The surge in trading on China’s commodity exchanges is the latest example of speculative frenzy in an economy awash with credit. From the rise of shadow banking to real estate bubbles and August’ stock market crash, regulators have struggled to contain the excesses resulting from Beijing’s habit of supporting growth through debt-fuelled stimulus. The rush into metals markets follows record credit expansion of more than Rmb6tn in the first quarter, engineered by officials to prevent a sharp slowdown in the world’s secondlargest economy.
Such episodes are a growing concern for international investors. As China’s role in the global financial system grows, so too does its ability to trigger turbulence in global markets. However, it is easy to criticise Beijing for resorting once again to credit creation to pump up growth. It is less easy to come up with an attractive alternative for policymakers.
The risks of China’s vast debt pile are apparent. A total debt load equivalent to some 240 per cent of gross domestic product - far higher than most emerging markets - is clearly unsustainable in the long term, especially since a significant proportion is held by loss making state-owned enterprises in sectors suffering from chronic overcapacity. Even more worrying is the speed at which debt has accumulated - with credit creation accelerating even as economic growth has slowed.

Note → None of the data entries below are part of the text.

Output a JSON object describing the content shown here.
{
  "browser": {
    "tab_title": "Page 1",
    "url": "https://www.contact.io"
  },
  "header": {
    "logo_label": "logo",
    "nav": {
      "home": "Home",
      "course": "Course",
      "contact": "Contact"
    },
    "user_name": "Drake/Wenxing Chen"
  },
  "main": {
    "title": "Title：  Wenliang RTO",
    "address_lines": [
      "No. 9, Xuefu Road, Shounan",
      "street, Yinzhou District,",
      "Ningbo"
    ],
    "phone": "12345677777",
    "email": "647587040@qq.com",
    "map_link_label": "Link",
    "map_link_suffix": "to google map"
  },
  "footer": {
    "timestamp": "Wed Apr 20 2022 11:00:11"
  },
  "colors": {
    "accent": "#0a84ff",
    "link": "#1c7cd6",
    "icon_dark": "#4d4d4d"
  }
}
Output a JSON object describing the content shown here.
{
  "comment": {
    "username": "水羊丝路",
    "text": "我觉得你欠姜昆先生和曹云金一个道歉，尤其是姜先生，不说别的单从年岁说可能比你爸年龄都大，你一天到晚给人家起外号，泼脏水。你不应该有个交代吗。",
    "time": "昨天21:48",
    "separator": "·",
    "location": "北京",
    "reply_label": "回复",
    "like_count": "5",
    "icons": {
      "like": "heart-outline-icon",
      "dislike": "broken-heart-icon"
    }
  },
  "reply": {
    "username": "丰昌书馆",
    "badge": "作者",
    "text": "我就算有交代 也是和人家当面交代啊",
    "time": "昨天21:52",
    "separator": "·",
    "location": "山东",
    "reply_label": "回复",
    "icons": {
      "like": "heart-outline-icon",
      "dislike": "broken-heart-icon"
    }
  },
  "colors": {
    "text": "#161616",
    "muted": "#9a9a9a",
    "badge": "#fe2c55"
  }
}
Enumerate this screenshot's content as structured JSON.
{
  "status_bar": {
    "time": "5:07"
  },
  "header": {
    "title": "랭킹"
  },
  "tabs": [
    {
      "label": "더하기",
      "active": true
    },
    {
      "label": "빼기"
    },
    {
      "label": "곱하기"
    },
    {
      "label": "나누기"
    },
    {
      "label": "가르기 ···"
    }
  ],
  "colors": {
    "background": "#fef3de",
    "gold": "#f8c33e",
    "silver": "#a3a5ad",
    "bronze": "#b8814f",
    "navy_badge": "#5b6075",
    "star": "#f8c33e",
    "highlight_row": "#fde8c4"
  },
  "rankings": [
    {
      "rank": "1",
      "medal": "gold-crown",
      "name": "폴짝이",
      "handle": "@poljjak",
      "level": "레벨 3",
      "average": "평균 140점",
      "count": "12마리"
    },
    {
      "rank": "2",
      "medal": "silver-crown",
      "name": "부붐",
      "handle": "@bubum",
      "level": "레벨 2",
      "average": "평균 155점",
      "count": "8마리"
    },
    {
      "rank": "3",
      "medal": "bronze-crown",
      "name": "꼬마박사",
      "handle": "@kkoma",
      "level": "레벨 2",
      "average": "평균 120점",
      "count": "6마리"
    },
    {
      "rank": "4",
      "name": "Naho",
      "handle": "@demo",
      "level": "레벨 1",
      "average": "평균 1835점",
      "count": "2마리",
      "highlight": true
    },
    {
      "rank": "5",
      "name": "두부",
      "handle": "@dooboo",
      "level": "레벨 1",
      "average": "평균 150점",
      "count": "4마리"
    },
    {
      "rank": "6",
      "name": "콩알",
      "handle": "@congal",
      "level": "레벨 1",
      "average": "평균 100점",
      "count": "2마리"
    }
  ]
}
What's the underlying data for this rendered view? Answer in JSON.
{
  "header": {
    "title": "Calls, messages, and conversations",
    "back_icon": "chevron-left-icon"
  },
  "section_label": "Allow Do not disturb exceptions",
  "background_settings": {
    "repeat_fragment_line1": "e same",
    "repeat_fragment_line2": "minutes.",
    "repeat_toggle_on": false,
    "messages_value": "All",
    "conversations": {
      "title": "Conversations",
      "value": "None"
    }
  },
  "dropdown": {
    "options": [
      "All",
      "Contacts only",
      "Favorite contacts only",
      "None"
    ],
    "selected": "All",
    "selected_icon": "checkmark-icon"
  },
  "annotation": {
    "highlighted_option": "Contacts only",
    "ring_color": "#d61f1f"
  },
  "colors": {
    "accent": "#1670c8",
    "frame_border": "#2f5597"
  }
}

Yet investors clearly find these risks less frightening than an imminent prospect of the economy crashing and the currency plunging - the fears that sent global markets into a tailspin at the start of the year. Beijing’s actions since January 2016 have cast doubt on its commitment to difficult economic reforms, but they have also helped to stabilise the exchange rate and led to a welcome pick-up in industrial profits.
Moreover, the risk of a full-blown financial crisis seems limited. China’s overall debt level is less alarming in the context of the country’s largely closed capital account, its high savings rate - which means that households finance lending to corporate entities- and the economy’s
growth potential. There is also considerable scope for the government to shift corporate debts (which in practice often relate to state-owned companies or local government) on to its own balance sheet, which remains robust, backed by still-vast official reserves.
However, this will merely defer the problem, albeit for some years, unless China comes up with a comprehensive plan to tackle the corporate sector’s bad debts. As the International Monetary Fund has warned, the government’s current proposals for financial restructuring of non-performing loans (through debtfor-equity swaps and securitisation) will be insufficient, and possibly counterproductive, unless it also tackles the underlying need for industrial restructuring, including in politically sensitive sectors.
Rebalancing China’s economy is a Herculean task and it is almost inevitable that stimulus policies will continue for the foreseeable future as authorities try to manage the process. What is important is to ensure that this is more profitably employed. The authorities reflex has too often been to prop up zombie companies in sectors dogged by overcapacity, with effects on industrial rivals across the world. Yet investment is still needed in health, education, urban housing and transport and an enormous environmental clean up. In the most benign scenario, it will still take the best part of a decade to reduce China’s debt burden to a more sustainable level. In the meantime, the rest of the world can expect to feel the effects of China’s failure to reform and rebalance its economy earlier.